**EXERCISE BRIEF:** Go through the data below and return each line where the string "role" appears.

[Items listed in a dataset]
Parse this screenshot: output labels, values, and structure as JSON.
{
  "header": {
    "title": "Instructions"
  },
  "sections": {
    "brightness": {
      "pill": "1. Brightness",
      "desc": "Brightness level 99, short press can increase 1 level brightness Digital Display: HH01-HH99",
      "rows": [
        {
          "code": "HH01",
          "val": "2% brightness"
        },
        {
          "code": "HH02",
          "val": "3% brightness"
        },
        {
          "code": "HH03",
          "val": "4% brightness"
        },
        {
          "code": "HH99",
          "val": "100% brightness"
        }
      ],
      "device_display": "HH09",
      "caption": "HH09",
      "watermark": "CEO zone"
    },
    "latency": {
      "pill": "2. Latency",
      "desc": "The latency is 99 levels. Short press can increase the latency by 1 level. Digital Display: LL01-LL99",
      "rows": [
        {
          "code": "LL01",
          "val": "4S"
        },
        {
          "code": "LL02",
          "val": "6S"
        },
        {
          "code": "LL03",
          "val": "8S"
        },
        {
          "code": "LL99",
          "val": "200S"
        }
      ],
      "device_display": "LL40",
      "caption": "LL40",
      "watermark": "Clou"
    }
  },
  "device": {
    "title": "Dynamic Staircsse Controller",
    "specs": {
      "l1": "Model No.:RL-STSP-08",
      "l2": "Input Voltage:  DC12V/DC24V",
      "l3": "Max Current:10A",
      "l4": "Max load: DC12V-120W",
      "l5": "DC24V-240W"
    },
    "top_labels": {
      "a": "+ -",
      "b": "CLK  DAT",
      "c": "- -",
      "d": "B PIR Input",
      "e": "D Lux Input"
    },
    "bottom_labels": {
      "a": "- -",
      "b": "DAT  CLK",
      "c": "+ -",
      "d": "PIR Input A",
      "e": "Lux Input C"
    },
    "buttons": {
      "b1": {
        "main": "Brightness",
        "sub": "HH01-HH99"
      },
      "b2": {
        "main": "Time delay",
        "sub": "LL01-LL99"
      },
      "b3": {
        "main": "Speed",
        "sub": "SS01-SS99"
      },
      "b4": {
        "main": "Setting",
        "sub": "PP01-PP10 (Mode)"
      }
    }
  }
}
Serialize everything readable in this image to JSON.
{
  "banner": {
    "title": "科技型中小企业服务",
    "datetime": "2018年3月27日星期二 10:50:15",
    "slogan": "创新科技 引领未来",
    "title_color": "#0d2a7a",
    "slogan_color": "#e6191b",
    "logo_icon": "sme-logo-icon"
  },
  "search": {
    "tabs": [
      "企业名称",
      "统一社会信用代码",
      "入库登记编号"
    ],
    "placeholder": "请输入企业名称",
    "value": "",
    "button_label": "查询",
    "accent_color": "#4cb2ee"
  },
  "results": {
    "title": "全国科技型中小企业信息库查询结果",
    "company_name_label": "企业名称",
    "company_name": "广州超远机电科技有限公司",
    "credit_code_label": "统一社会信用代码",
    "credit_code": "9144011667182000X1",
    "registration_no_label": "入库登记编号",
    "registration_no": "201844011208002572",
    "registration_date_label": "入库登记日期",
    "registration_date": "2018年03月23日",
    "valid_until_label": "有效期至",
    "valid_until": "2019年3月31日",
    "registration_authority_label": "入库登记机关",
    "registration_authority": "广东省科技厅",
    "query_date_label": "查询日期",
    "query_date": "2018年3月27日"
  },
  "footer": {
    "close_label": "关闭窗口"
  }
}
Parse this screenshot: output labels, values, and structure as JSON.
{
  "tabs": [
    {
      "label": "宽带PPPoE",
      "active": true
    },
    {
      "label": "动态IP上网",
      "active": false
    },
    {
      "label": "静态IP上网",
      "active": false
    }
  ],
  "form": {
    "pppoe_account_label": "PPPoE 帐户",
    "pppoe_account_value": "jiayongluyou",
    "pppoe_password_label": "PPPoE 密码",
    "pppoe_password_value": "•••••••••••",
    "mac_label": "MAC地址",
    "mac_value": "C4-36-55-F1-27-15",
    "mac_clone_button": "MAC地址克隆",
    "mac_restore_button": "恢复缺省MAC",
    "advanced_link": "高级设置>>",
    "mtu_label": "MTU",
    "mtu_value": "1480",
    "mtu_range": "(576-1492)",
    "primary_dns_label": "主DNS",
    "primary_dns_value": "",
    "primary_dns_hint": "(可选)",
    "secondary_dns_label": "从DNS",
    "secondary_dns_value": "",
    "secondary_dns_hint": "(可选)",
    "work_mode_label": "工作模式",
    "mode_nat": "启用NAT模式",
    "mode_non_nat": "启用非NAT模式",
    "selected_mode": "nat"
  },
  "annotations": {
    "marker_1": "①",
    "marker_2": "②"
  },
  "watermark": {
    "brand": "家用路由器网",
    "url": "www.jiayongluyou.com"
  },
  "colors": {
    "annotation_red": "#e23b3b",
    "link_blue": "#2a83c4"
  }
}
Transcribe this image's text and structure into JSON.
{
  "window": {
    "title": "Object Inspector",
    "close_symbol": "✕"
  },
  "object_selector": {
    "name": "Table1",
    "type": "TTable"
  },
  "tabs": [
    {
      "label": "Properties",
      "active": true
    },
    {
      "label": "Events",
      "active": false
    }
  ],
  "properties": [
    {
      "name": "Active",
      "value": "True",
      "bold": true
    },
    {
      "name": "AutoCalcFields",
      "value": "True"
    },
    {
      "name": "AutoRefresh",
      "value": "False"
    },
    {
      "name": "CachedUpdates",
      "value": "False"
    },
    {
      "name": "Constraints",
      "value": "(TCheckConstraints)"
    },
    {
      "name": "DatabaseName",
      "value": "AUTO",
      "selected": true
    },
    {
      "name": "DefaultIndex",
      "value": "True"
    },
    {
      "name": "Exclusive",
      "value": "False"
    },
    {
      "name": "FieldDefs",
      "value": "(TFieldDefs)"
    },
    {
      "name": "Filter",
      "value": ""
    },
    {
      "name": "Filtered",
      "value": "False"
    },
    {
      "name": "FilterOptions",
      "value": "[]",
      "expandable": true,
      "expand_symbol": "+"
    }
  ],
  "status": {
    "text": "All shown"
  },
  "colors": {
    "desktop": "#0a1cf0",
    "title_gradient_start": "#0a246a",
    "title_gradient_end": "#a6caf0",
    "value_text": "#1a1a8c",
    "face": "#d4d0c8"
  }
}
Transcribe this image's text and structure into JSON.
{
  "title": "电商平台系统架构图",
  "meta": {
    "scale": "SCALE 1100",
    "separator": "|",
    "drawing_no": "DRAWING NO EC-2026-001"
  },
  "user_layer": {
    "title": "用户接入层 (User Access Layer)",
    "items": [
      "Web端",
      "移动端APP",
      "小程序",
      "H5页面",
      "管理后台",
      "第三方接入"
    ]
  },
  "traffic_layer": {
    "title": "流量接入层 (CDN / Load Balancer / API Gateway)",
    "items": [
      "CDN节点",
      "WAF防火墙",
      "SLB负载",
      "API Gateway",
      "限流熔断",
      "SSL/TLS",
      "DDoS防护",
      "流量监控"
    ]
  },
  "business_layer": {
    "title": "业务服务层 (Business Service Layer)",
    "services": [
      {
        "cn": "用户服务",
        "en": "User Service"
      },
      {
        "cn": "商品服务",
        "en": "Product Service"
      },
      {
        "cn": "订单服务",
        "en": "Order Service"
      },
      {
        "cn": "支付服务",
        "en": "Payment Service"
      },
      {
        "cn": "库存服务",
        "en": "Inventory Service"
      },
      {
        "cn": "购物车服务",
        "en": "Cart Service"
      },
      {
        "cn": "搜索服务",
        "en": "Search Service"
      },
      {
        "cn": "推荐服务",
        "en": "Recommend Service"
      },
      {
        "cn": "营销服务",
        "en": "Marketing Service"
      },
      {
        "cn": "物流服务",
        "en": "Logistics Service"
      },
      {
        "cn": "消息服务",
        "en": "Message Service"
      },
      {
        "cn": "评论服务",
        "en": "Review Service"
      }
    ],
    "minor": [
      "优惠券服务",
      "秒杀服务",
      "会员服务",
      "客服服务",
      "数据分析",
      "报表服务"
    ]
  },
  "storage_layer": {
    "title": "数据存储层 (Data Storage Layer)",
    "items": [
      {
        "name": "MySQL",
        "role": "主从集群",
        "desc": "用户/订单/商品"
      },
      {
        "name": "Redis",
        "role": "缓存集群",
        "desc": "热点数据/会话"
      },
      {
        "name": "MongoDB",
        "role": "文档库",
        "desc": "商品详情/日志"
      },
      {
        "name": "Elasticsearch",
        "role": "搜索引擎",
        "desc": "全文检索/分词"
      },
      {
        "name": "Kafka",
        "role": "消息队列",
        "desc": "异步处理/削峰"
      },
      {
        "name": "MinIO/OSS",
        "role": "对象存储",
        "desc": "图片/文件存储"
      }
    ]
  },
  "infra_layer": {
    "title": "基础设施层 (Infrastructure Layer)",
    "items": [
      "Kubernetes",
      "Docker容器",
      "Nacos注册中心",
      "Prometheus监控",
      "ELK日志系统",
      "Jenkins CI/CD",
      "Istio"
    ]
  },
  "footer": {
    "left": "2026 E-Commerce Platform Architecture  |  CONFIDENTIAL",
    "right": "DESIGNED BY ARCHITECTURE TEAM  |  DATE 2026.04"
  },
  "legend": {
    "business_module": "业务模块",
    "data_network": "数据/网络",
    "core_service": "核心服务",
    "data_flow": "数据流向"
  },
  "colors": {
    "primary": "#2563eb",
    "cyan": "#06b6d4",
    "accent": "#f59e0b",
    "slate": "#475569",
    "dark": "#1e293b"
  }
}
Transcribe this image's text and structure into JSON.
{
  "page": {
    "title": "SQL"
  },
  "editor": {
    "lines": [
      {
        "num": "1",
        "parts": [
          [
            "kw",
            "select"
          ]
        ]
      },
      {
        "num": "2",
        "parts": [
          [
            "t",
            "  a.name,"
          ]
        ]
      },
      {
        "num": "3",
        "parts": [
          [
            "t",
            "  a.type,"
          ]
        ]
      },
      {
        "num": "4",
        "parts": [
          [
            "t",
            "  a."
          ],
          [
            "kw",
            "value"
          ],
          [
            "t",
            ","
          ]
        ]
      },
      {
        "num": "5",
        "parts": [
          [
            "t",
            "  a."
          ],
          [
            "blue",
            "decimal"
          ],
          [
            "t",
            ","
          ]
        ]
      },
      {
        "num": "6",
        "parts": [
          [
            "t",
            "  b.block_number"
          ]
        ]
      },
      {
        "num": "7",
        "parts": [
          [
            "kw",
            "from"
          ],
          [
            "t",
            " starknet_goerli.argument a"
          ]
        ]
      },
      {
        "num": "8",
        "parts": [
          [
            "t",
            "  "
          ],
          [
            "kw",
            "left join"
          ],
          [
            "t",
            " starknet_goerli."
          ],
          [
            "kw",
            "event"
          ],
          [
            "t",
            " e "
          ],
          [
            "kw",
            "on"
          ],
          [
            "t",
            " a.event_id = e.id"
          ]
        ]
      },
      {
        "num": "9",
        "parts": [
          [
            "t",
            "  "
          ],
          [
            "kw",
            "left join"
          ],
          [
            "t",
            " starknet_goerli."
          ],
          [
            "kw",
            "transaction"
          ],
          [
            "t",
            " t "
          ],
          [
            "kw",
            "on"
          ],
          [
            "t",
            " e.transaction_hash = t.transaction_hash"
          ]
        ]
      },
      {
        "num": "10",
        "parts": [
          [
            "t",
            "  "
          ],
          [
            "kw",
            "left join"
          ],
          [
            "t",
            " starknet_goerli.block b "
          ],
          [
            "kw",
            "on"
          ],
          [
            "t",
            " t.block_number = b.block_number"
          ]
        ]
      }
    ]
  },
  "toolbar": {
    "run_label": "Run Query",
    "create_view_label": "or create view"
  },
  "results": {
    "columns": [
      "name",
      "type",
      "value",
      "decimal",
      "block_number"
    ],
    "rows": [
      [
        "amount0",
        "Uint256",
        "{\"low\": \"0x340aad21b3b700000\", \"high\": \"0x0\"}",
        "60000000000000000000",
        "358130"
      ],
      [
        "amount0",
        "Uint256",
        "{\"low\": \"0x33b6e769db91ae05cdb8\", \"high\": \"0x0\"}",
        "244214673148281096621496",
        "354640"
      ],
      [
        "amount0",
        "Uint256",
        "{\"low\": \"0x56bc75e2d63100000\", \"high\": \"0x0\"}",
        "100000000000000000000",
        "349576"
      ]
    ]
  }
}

**REPLY:**
        "role": "主从集群",
        "role": "缓存集群",
        "role": "文档库",
        "role": "搜索引擎",
        "role": "消息队列",
        "role": "对象存储",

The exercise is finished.